■ What to work on
Search the records below for the word "square" and show every line where it occurs.
[Record extracts — start]
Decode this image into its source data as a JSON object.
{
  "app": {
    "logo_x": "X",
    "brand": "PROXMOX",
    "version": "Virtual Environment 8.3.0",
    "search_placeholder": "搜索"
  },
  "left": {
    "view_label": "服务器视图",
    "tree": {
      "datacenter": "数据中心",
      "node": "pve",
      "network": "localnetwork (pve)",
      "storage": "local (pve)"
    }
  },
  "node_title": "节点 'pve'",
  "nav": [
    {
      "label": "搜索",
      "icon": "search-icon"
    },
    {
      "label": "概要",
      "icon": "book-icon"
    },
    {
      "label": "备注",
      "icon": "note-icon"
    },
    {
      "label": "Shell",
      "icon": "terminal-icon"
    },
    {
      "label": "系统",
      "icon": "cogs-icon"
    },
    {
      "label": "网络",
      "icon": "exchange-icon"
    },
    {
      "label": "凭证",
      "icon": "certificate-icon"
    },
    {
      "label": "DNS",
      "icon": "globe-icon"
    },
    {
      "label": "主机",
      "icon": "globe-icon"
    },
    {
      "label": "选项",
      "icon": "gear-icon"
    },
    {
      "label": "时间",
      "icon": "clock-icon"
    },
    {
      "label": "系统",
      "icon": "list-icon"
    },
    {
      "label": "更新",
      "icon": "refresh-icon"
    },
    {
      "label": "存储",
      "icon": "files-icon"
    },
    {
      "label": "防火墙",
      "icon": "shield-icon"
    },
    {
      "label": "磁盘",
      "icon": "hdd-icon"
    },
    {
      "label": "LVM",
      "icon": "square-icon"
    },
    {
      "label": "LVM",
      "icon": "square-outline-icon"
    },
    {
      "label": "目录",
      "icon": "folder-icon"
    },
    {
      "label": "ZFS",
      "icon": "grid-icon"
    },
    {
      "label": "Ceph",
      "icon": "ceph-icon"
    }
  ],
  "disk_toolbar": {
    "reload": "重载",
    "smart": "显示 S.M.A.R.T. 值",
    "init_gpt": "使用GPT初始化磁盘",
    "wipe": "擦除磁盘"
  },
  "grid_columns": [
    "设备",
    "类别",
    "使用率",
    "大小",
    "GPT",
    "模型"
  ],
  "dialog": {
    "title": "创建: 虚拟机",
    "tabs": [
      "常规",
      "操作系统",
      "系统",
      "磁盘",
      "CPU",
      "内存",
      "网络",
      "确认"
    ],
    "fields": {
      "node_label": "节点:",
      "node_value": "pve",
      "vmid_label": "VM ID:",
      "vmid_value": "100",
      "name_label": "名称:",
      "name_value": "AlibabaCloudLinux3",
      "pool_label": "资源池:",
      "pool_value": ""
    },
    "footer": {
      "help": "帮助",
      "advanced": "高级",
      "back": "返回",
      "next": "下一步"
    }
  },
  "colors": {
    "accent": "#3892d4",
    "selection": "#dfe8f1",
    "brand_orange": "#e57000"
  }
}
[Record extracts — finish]
■ Exercise response
      "icon": "square-icon"
      "icon": "square-outline-icon"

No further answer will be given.